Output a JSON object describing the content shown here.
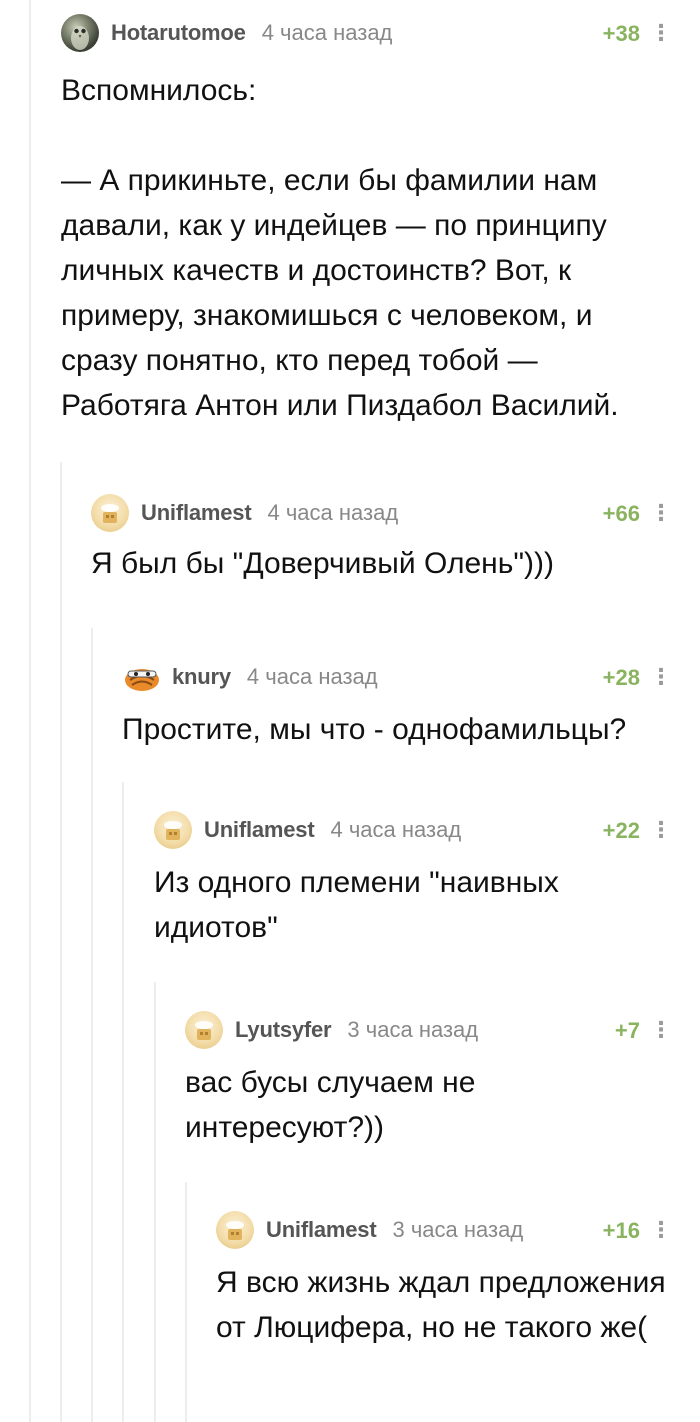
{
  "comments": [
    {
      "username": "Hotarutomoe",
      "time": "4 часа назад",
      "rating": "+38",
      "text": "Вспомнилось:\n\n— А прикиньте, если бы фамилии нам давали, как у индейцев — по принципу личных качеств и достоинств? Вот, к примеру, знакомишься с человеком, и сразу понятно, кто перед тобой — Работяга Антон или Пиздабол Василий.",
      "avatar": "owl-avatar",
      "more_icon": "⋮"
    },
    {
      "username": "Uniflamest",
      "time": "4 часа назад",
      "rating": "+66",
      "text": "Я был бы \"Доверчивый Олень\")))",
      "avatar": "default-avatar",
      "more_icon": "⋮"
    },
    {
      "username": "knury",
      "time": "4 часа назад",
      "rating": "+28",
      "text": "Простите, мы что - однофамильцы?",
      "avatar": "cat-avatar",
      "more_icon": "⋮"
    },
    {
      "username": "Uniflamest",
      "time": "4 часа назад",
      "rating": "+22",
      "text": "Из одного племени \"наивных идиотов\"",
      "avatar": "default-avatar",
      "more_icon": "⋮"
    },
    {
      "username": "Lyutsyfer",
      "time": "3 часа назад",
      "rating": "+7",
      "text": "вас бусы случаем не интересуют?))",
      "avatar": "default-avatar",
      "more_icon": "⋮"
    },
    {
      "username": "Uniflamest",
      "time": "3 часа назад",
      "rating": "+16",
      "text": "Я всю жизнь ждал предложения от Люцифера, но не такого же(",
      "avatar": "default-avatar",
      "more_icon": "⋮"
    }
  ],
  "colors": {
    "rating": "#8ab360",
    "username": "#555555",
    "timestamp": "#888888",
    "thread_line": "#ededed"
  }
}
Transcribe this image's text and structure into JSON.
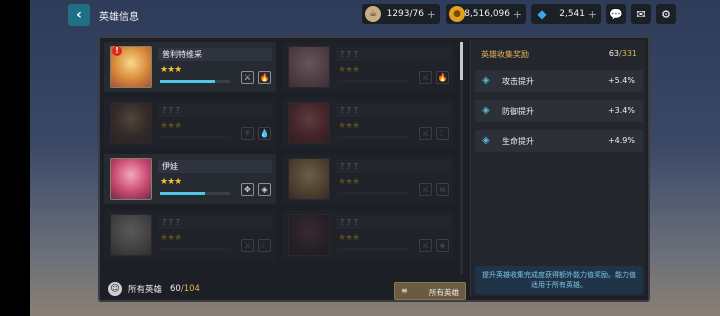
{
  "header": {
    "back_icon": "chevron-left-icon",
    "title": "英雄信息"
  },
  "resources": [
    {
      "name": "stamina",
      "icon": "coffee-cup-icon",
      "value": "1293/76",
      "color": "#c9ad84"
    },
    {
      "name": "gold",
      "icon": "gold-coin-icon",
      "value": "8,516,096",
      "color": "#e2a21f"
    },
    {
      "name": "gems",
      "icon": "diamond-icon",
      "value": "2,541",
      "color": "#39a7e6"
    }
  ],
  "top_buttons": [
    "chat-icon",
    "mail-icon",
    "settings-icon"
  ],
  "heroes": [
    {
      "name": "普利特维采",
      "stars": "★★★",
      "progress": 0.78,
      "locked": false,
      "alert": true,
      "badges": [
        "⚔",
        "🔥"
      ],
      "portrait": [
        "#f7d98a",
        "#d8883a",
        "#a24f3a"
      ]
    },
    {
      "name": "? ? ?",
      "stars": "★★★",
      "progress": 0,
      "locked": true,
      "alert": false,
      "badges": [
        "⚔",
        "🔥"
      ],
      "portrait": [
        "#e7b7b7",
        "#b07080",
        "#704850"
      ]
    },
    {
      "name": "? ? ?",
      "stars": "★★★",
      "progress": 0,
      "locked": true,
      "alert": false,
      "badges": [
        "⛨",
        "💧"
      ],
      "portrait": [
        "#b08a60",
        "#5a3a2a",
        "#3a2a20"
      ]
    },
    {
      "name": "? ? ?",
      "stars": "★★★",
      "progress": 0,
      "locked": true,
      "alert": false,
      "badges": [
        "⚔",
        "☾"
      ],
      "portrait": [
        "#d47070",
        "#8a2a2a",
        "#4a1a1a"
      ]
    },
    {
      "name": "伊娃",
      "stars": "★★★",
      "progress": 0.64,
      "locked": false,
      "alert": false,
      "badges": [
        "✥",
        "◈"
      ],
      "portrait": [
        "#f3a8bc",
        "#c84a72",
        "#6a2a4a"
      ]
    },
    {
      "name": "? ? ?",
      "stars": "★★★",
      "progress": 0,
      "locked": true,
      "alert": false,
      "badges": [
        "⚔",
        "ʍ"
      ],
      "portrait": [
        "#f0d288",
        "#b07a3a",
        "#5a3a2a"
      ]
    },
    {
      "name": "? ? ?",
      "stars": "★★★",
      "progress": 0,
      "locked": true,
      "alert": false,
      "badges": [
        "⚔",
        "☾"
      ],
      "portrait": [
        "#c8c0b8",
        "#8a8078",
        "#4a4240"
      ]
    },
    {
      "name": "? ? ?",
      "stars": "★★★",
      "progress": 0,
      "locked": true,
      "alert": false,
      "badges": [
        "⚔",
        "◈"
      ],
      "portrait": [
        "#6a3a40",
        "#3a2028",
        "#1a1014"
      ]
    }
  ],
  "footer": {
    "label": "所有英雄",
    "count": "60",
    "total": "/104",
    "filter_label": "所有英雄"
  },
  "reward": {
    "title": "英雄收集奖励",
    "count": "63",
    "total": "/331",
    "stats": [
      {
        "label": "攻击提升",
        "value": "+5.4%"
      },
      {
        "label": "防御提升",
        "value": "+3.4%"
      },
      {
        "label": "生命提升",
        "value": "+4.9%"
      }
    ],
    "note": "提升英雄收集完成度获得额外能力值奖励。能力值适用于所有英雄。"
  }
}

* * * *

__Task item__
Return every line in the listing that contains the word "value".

__Reply to the task__
      "value": "1293/76",
      "value": "8,516,096",
      "value": "2,541",
        "value": "+5.4%"
        "value": "+3.4%"
        "value": "+4.9%"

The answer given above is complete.